The Code provides a standardised process and assessment criteria in respect of new or expanding utility-scale wind farms in Queensland for the granting of development approvals for a material change in use under the Sustainable Planning Act 2009 (Qld).
View a copy of the Code and its related Planning Guideline
Development approval applications will be assessed by the State Government through the State Assessment and Referral Agency (SARA) rather than by local governments. The Code does not apply to applications for developments containing one wind turbine of a height less than 30 metres and with an overall generation capacity of less than 500 kW.
The Code identifies the matters SARA will consider when assessing a wind farm development approval application - aviation safety, electromagnetic interference, shadow flicker, flora and fauna, traffic safety, stormwater management, construction management and acoustic amenity.
The Code has some important differences from the draft released in October 2015. These changes predominantly favour wind farm developers by offering greater flexibility, for instance:
- the development must no longer be located more than 30 metres from a waterway (although the development must still minimise the clearing of vegetation around watercourses or drainage features);
- wind turbines can now be located closer than 1,500 metres from sensitive land uses on adjoining non-host land lots, if all affected adjoining land owners consent under a deed of release;
- a less stringent acoustic amenity standard (the standard used for the host land lot) can be applied to adjoining land lots if all affected adjoining land owners consent under a deed of release; and
- removal of the low frequency noise emission criterion.
Less preferable for wind farm developers is the inclusion of a new criterion for acoustic amenity on the host land lot for the development.
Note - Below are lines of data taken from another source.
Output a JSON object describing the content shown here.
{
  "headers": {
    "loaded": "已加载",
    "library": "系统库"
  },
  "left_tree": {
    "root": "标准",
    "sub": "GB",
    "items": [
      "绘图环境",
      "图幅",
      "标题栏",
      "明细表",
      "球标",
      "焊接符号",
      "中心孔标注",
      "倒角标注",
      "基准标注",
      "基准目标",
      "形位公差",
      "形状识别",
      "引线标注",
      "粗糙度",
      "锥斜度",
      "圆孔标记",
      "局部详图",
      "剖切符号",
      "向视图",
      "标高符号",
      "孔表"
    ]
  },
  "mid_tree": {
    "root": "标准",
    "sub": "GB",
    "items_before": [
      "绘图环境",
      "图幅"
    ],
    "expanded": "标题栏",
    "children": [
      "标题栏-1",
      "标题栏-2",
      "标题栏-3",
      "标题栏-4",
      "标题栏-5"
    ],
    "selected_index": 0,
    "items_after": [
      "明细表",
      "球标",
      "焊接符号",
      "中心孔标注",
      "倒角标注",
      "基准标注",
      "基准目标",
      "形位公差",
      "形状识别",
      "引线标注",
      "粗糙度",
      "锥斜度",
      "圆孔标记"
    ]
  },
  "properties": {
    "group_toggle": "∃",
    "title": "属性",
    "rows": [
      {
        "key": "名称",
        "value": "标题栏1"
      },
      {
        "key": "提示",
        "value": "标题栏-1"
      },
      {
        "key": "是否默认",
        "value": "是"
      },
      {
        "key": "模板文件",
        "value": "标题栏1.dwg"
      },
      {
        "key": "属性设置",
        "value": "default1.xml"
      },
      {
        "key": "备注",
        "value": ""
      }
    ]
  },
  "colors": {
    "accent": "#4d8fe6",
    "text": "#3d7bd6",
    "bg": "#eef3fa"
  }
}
However, this standard is less stringent than for assessing acoustic amenity on adjoining land lots. There are also increased aviation safety criteria regarding endorsements from key aviation stakeholders and safety lighting and marking requirements for the wind farm.
If you have any questions, please contact the authors.